Give every entry below again, exactly as written, and skip the images.

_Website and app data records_
***

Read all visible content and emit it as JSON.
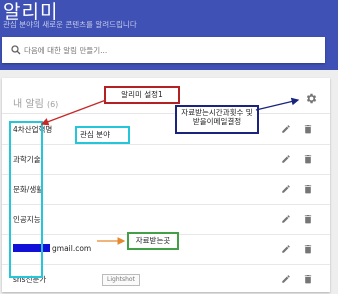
{
  "header": {
    "title": "알리미",
    "subtitle": "관심 분야의 새로운 콘텐츠를 알려드립니다"
  },
  "search": {
    "placeholder": "다음에 대한 알림 만들기..."
  },
  "card": {
    "title": "내 알림",
    "count": "(6)"
  },
  "alerts": [
    {
      "label": "4차산업혁명"
    },
    {
      "label": "과학기술"
    },
    {
      "label": "문화/생활"
    },
    {
      "label": "인공지능"
    },
    {
      "label": "gmail.com"
    },
    {
      "label": "sns전문가"
    }
  ],
  "annotations": {
    "settings": "알리미 설정1",
    "schedule": "자료받는시간과횟수 및 받을이메일결정",
    "interest": "관심 분야",
    "receiver": "자료받는곳"
  },
  "watermark": "Lightshot",
  "colors": {
    "header": "#3f51b5",
    "annotation_red": "#b22222",
    "annotation_navy": "#1a237e",
    "annotation_cyan": "#26c6da",
    "annotation_green": "#43a047",
    "redaction": "#1010d8"
  },
  "icons": {
    "settings": "gear-icon",
    "edit": "pencil-icon",
    "delete": "trash-icon",
    "search": "search-icon"
  }
}
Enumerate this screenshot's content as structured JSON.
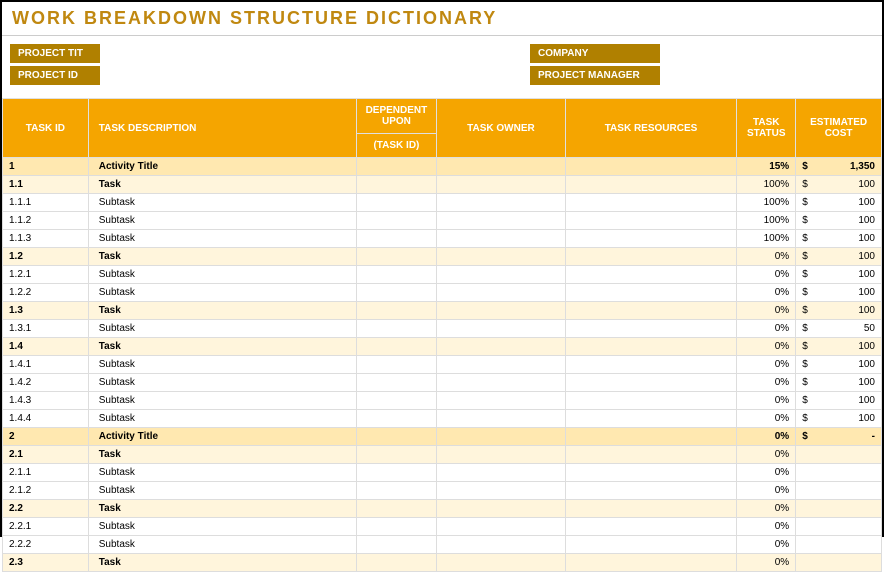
{
  "title": "WORK BREAKDOWN STRUCTURE DICTIONARY",
  "meta": {
    "project_title_label": "PROJECT TIT",
    "project_title_value": "",
    "project_id_label": "PROJECT ID",
    "project_id_value": "",
    "company_label": "COMPANY",
    "company_value": "",
    "pm_label": "PROJECT MANAGER",
    "pm_value": ""
  },
  "columns": {
    "task_id": "TASK ID",
    "task_desc": "TASK DESCRIPTION",
    "dep_upon": "DEPENDENT UPON",
    "dep_sub": "(TASK ID)",
    "task_owner": "TASK OWNER",
    "task_res": "TASK RESOURCES",
    "task_status": "TASK STATUS",
    "est_cost": "ESTIMATED COST"
  },
  "rows": [
    {
      "type": "activity",
      "id": "1",
      "desc": "Activity Title",
      "status": "15%",
      "cost": "1,350"
    },
    {
      "type": "task",
      "id": "1.1",
      "desc": "Task",
      "status": "100%",
      "cost": "100"
    },
    {
      "type": "subtask",
      "id": "1.1.1",
      "desc": "Subtask",
      "status": "100%",
      "cost": "100"
    },
    {
      "type": "subtask",
      "id": "1.1.2",
      "desc": "Subtask",
      "status": "100%",
      "cost": "100"
    },
    {
      "type": "subtask",
      "id": "1.1.3",
      "desc": "Subtask",
      "status": "100%",
      "cost": "100"
    },
    {
      "type": "task",
      "id": "1.2",
      "desc": "Task",
      "status": "0%",
      "cost": "100"
    },
    {
      "type": "subtask",
      "id": "1.2.1",
      "desc": "Subtask",
      "status": "0%",
      "cost": "100"
    },
    {
      "type": "subtask",
      "id": "1.2.2",
      "desc": "Subtask",
      "status": "0%",
      "cost": "100"
    },
    {
      "type": "task",
      "id": "1.3",
      "desc": "Task",
      "status": "0%",
      "cost": "100"
    },
    {
      "type": "subtask",
      "id": "1.3.1",
      "desc": "Subtask",
      "status": "0%",
      "cost": "50"
    },
    {
      "type": "task",
      "id": "1.4",
      "desc": "Task",
      "status": "0%",
      "cost": "100"
    },
    {
      "type": "subtask",
      "id": "1.4.1",
      "desc": "Subtask",
      "status": "0%",
      "cost": "100"
    },
    {
      "type": "subtask",
      "id": "1.4.2",
      "desc": "Subtask",
      "status": "0%",
      "cost": "100"
    },
    {
      "type": "subtask",
      "id": "1.4.3",
      "desc": "Subtask",
      "status": "0%",
      "cost": "100"
    },
    {
      "type": "subtask",
      "id": "1.4.4",
      "desc": "Subtask",
      "status": "0%",
      "cost": "100"
    },
    {
      "type": "activity",
      "id": "2",
      "desc": "Activity Title",
      "status": "0%",
      "cost": "-"
    },
    {
      "type": "task",
      "id": "2.1",
      "desc": "Task",
      "status": "0%",
      "cost": ""
    },
    {
      "type": "subtask",
      "id": "2.1.1",
      "desc": "Subtask",
      "status": "0%",
      "cost": ""
    },
    {
      "type": "subtask",
      "id": "2.1.2",
      "desc": "Subtask",
      "status": "0%",
      "cost": ""
    },
    {
      "type": "task",
      "id": "2.2",
      "desc": "Task",
      "status": "0%",
      "cost": ""
    },
    {
      "type": "subtask",
      "id": "2.2.1",
      "desc": "Subtask",
      "status": "0%",
      "cost": ""
    },
    {
      "type": "subtask",
      "id": "2.2.2",
      "desc": "Subtask",
      "status": "0%",
      "cost": ""
    },
    {
      "type": "task",
      "id": "2.3",
      "desc": "Task",
      "status": "0%",
      "cost": ""
    }
  ],
  "currency": "$"
}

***

_Task result_
Read all visible content and emit it as JSON.
{
  "header": {
    "title": "알리미",
    "subtitle": "관심 분야의 새로운 콘텐츠를 알려드립니다"
  },
  "search": {
    "placeholder": "다음에 대한 알림 만들기..."
  },
  "card": {
    "title": "내 알림",
    "count": "(6)"
  },
  "alerts": [
    {
      "label": "4차산업혁명"
    },
    {
      "label": "과학기술"
    },
    {
      "label": "문화/생활"
    },
    {
      "label": "인공지능"
    },
    {
      "label": "gmail.com"
    },
    {
      "label": "sns전문가"
    }
  ],
  "annotations": {
    "settings": "알리미 설정1",
    "schedule": "자료받는시간과횟수 및 받을이메일결정",
    "interest": "관심 분야",
    "receiver": "자료받는곳"
  },
  "watermark": "Lightshot",
  "colors": {
    "header": "#3f51b5",
    "annotation_red": "#b22222",
    "annotation_navy": "#1a237e",
    "annotation_cyan": "#26c6da",
    "annotation_green": "#43a047",
    "redaction": "#1010d8"
  },
  "icons": {
    "settings": "gear-icon",
    "edit": "pencil-icon",
    "delete": "trash-icon",
    "search": "search-icon"
  }
}
Enumerate this screenshot's content as structured JSON.
{
  "title": "WORK BREAKDOWN STRUCTURE DICTIONARY",
  "meta": {
    "project_title_label": "PROJECT TIT",
    "project_title_value": "",
    "project_id_label": "PROJECT ID",
    "project_id_value": "",
    "company_label": "COMPANY",
    "company_value": "",
    "pm_label": "PROJECT MANAGER",
    "pm_value": ""
  },
  "columns": {
    "task_id": "TASK ID",
    "task_desc": "TASK DESCRIPTION",
    "dep_upon": "DEPENDENT UPON",
    "dep_sub": "(TASK ID)",
    "task_owner": "TASK OWNER",
    "task_res": "TASK RESOURCES",
    "task_status": "TASK STATUS",
    "est_cost": "ESTIMATED COST"
  },
  "rows": [
    {
      "type": "activity",
      "id": "1",
      "desc": "Activity Title",
      "status": "15%",
      "cost": "1,350"
    },
    {
      "type": "task",
      "id": "1.1",
      "desc": "Task",
      "status": "100%",
      "cost": "100"
    },
    {
      "type": "subtask",
      "id": "1.1.1",
      "desc": "Subtask",
      "status": "100%",
      "cost": "100"
    },
    {
      "type": "subtask",
      "id": "1.1.2",
      "desc": "Subtask",
      "status": "100%",
      "cost": "100"
    },
    {
      "type": "subtask",
      "id": "1.1.3",
      "desc": "Subtask",
      "status": "100%",
      "cost": "100"
    },
    {
      "type": "task",
      "id": "1.2",
      "desc": "Task",
      "status": "0%",
      "cost": "100"
    },
    {
      "type": "subtask",
      "id": "1.2.1",
      "desc": "Subtask",
      "status": "0%",
      "cost": "100"
    },
    {
      "type": "subtask",
      "id": "1.2.2",
      "desc": "Subtask",
      "status": "0%",
      "cost": "100"
    },
    {
      "type": "task",
      "id": "1.3",
      "desc": "Task",
      "status": "0%",
      "cost": "100"
    },
    {
      "type": "subtask",
      "id": "1.3.1",
      "desc": "Subtask",
      "status": "0%",
      "cost": "50"
    },
    {
      "type": "task",
      "id": "1.4",
      "desc": "Task",
      "status": "0%",
      "cost": "100"
    },
    {
      "type": "subtask",
      "id": "1.4.1",
      "desc": "Subtask",
      "status": "0%",
      "cost": "100"
    },
    {
      "type": "subtask",
      "id": "1.4.2",
      "desc": "Subtask",
      "status": "0%",
      "cost": "100"
    },
    {
      "type": "subtask",
      "id": "1.4.3",
      "desc": "Subtask",
      "status": "0%",
      "cost": "100"
    },
    {
      "type": "subtask",
      "id": "1.4.4",
      "desc": "Subtask",
      "status": "0%",
      "cost": "100"
    },
    {
      "type": "activity",
      "id": "2",
      "desc": "Activity Title",
      "status": "0%",
      "cost": "-"
    },
    {
      "type": "task",
      "id": "2.1",
      "desc": "Task",
      "status": "0%",
      "cost": ""
    },
    {
      "type": "subtask",
      "id": "2.1.1",
      "desc": "Subtask",
      "status": "0%",
      "cost": ""
    },
    {
      "type": "subtask",
      "id": "2.1.2",
      "desc": "Subtask",
      "status": "0%",
      "cost": ""
    },
    {
      "type": "task",
      "id": "2.2",
      "desc": "Task",
      "status": "0%",
      "cost": ""
    },
    {
      "type": "subtask",
      "id": "2.2.1",
      "desc": "Subtask",
      "status": "0%",
      "cost": ""
    },
    {
      "type": "subtask",
      "id": "2.2.2",
      "desc": "Subtask",
      "status": "0%",
      "cost": ""
    },
    {
      "type": "task",
      "id": "2.3",
      "desc": "Task",
      "status": "0%",
      "cost": ""
    }
  ],
  "currency": "$"
}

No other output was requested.